The unique, underground nature of the Ghaghoo mine presents a number of challenges. One of the major issues the mine faces is the volume of groundwater discovered during underground tunnelling activities.

In early 2015, a study on the responsible management of the groundwater was finalised with several options presented, including the use of evaporation ponds, forced evaporation, constructed wetlands, water treatment for domestic consumption and use, water treatment for agricultural irrigation, game watering and finally, aquifer re-injection.

In determining the feasibility of these options, it was necessary to consider a number of factors such as financial viability, environmental care and sustainability, and efficiency. While water is a scarce commodity, the water obtained from underground is generally not suitable for use without significant treatment, which is extremely costly. Thus, consumption, either by humans or game, was not a viable solution. Treatment for agricultural irrigation was less extensive and therefore considerably cheaper, however, transporting the treated water would be expensive due to the remote location of the mine.

Minimising the environmental damage was also a major factor in our study. While game watering was reviewed as an option, the construction of a watering hole would severely alter the present desert-like environment and could have an effect on wildlife migratory patterns, as well as the natural ecological balance of the area of the Central Kalahari Game Reserve in which the mine is located. Wetland construction has the potential for natural water treatment, yet would again be an alteration of the natural environment. One option investigated was controlled evaporation of the water. However, the significant environmental impacts as well as infrastructural costs resulted in this option being disregarded.

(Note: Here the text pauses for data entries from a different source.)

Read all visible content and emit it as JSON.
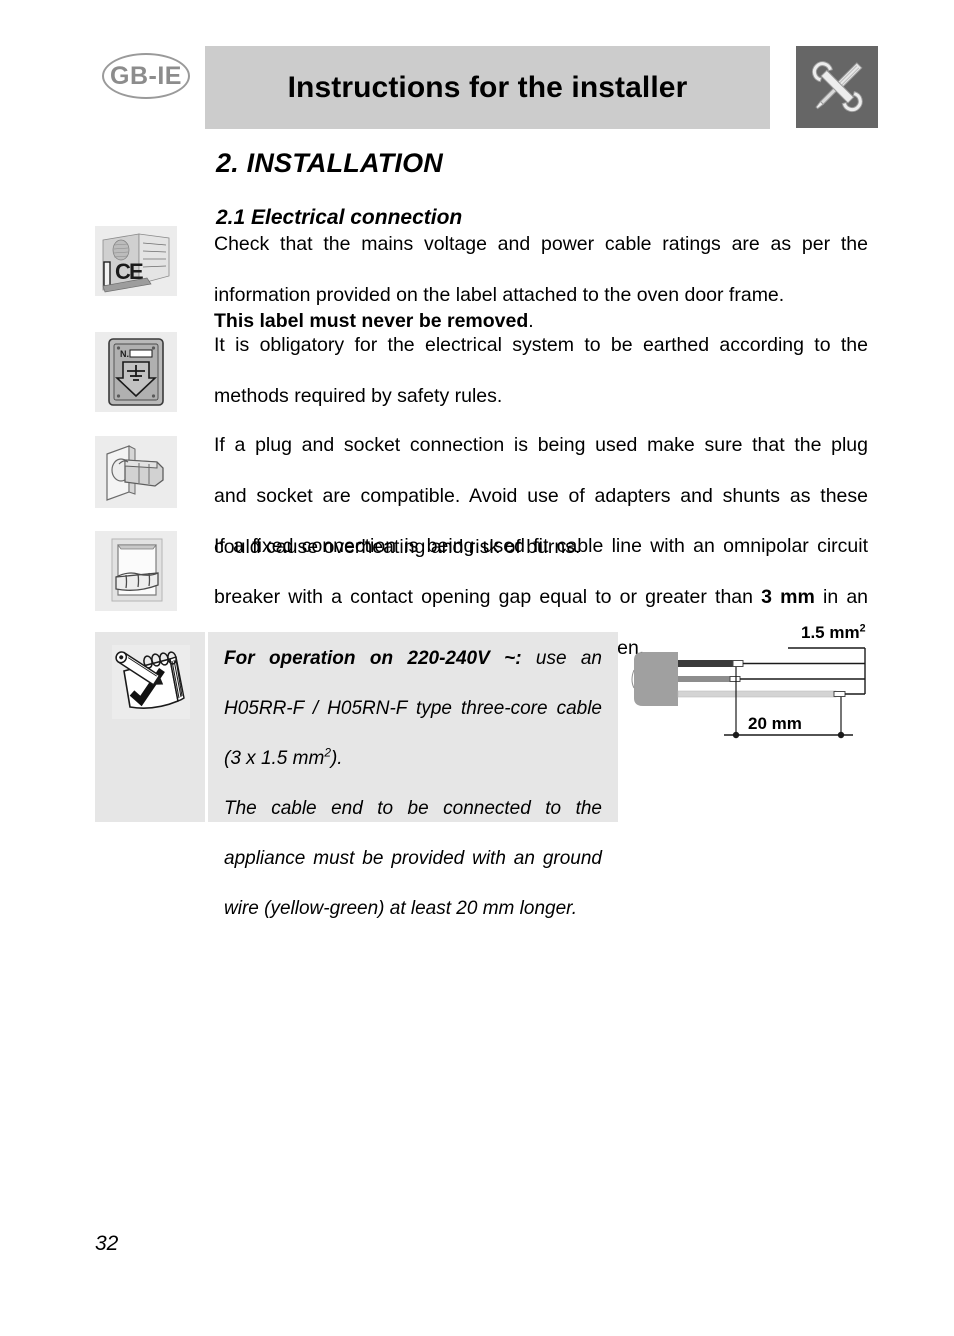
{
  "header": {
    "language_badge": "GB-IE",
    "title": "Instructions for the installer",
    "icon": "tools-icon",
    "band_color": "#cccccc",
    "icon_box_color": "#666666"
  },
  "section": {
    "number_and_title": "2.  INSTALLATION",
    "subsection_title": "2.1 Electrical connection"
  },
  "paragraphs": [
    {
      "icon": "rating-label-ce-icon",
      "lines": [
        "Check  that  the  mains  voltage  and  power  cable  ratings  are  as  per  the",
        "information provided on the label attached to the oven door frame."
      ],
      "bold_line": "This label must never be removed",
      "bold_line_tail": "."
    },
    {
      "icon": "earthing-plate-icon",
      "lines": [
        "It  is  obligatory  for  the  electrical  system  to  be  earthed  according  to  the",
        "methods required by safety rules."
      ]
    },
    {
      "icon": "plug-socket-icon",
      "lines": [
        "If  a  plug  and  socket  connection  is  being  used  make  sure  that  the  plug",
        "and  socket  are  compatible.  Avoid  use  of  adapters  and  shunts  as  these",
        "could cause overheating and risk of burns."
      ]
    },
    {
      "icon": "wall-switch-icon",
      "line_1_pre": "If a fixed connection is being used fit cable line with an omnipolar circuit",
      "line_2_pre": "breaker with a contact opening gap equal to or greater than ",
      "line_2_bold": "3 mm",
      "line_2_post": " in an",
      "line_3": "easily accessible position in proximity to the oven."
    }
  ],
  "note": {
    "icon": "notepad-pencil-check-icon",
    "panel_color": "#e6e6e6",
    "paragraph_1": {
      "bold_lead": "For  operation  on  220-240V  ~:",
      "rest_line_1": " use  an",
      "line_2": "H05RR-F / H05RN-F type three-core cable",
      "line_3_pre": "(3 x 1.5 mm",
      "line_3_sup": "2",
      "line_3_post": ")."
    },
    "paragraph_2": {
      "line_1": "The   cable   end   to   be   connected   to   the",
      "line_2": "appliance  must  be  provided  with  an  ground",
      "line_3": "wire (yellow-green) at least 20 mm longer."
    }
  },
  "diagram": {
    "name": "three-core-cable-diagram",
    "label_cross_section": "1.5 mm",
    "label_cross_section_sup": "2",
    "label_length": "20 mm",
    "wires": [
      {
        "name": "live-wire",
        "color": "#3a3a3a"
      },
      {
        "name": "neutral-wire",
        "color": "#8d8d8d"
      },
      {
        "name": "ground-wire",
        "color": "#d4d4d4"
      }
    ],
    "sheath_color": "#a0a0a0"
  },
  "footer": {
    "page_number": "32"
  }
}
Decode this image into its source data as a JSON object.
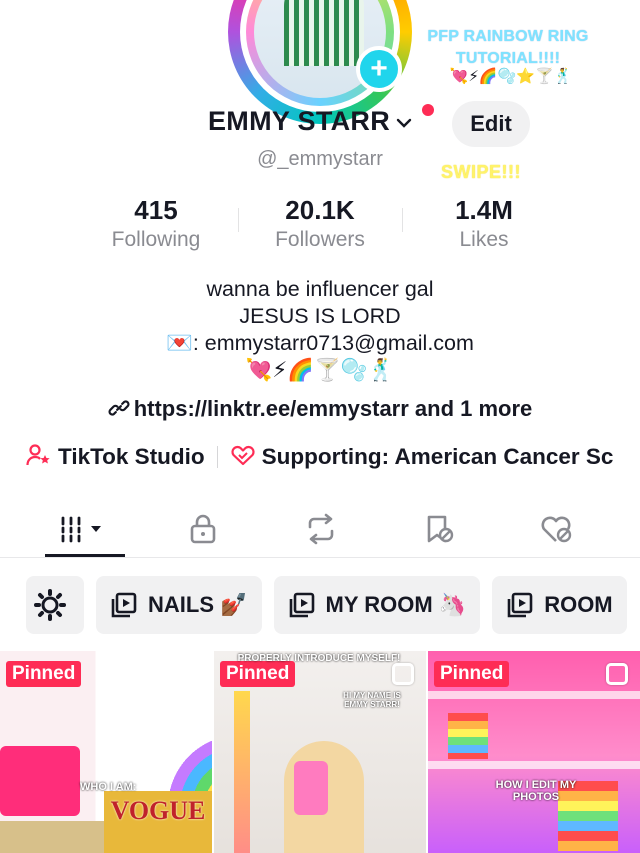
{
  "profile": {
    "name": "EMMY STARR",
    "handle": "@_emmystarr",
    "edit_label": "Edit",
    "add_icon": "plus-icon"
  },
  "overlay": {
    "note": "PFP RAINBOW RING TUTORIAL!!!!",
    "emojis": "💘⚡🌈🫧⭐🍸🕺",
    "swipe": "SWIPE!!!"
  },
  "stats": [
    {
      "value": "415",
      "label": "Following"
    },
    {
      "value": "20.1K",
      "label": "Followers"
    },
    {
      "value": "1.4M",
      "label": "Likes"
    }
  ],
  "bio": {
    "line1": "wanna be influencer gal",
    "line2": "JESUS IS LORD",
    "line3": "💌: emmystarr0713@gmail.com",
    "line4": "💘⚡🌈🍸🫧🕺"
  },
  "link": {
    "text": "https://linktr.ee/emmystarr and 1 more"
  },
  "chips": {
    "studio": "TikTok Studio",
    "supporting": "Supporting: American Cancer Sc"
  },
  "tabs": [
    "videos-grid-icon",
    "lock-icon",
    "repost-icon",
    "saved-icon",
    "liked-icon"
  ],
  "collections": [
    {
      "label": "NAILS 💅🏾"
    },
    {
      "label": "MY ROOM 🦄"
    },
    {
      "label": "ROOM"
    }
  ],
  "videos": [
    {
      "badge": "Pinned",
      "caption_top": "",
      "caption_mid": "WHO I AM:",
      "caption_big": "VOGUE"
    },
    {
      "badge": "Pinned",
      "caption_top": "PROPERLY INTRODUCE MYSELF!",
      "caption_mid": "HI MY NAME IS EMMY STARR!",
      "caption_big": ""
    },
    {
      "badge": "Pinned",
      "caption_top": "",
      "caption_mid": "HOW I EDIT MY PHOTOS",
      "caption_big": ""
    }
  ],
  "colors": {
    "accent_red": "#fe2c55",
    "plus_blue": "#20d5ec",
    "overlay_blue": "#7fe3ff",
    "swipe_yellow": "#fff36a"
  }
}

After extensive consideration, aquifer re-injection was deemed to be a viable option. Re-injection of groundwater has several major advantages. First, manipulation of head gradients would allow us to have a measure of control over the hydrological flow, thus helping to manage the water on a long-term basis. Secondly, groundwater re-injection is environmentally sustainable and restorative, therefore providing an environmentally friendly aid in the aquifer’s natural decontamination process. And finally, the project presents a financially acceptable option. Operational costs are minimal, and initial infrastructural setup is comparatively feasible. Furthermore, we believe that aquifer re-injection is the most responsible course of action in an environment that experiences water scarcity.

The implementation and operation of the aquifer re-injection pilot project is planned for 2016, with further investigation and monitoring to take place before selecting a long-term management strategy.

Ghaghoo Diamond Mine, Masego Odrile
(Environmental Officer) conducting water quality monitoring.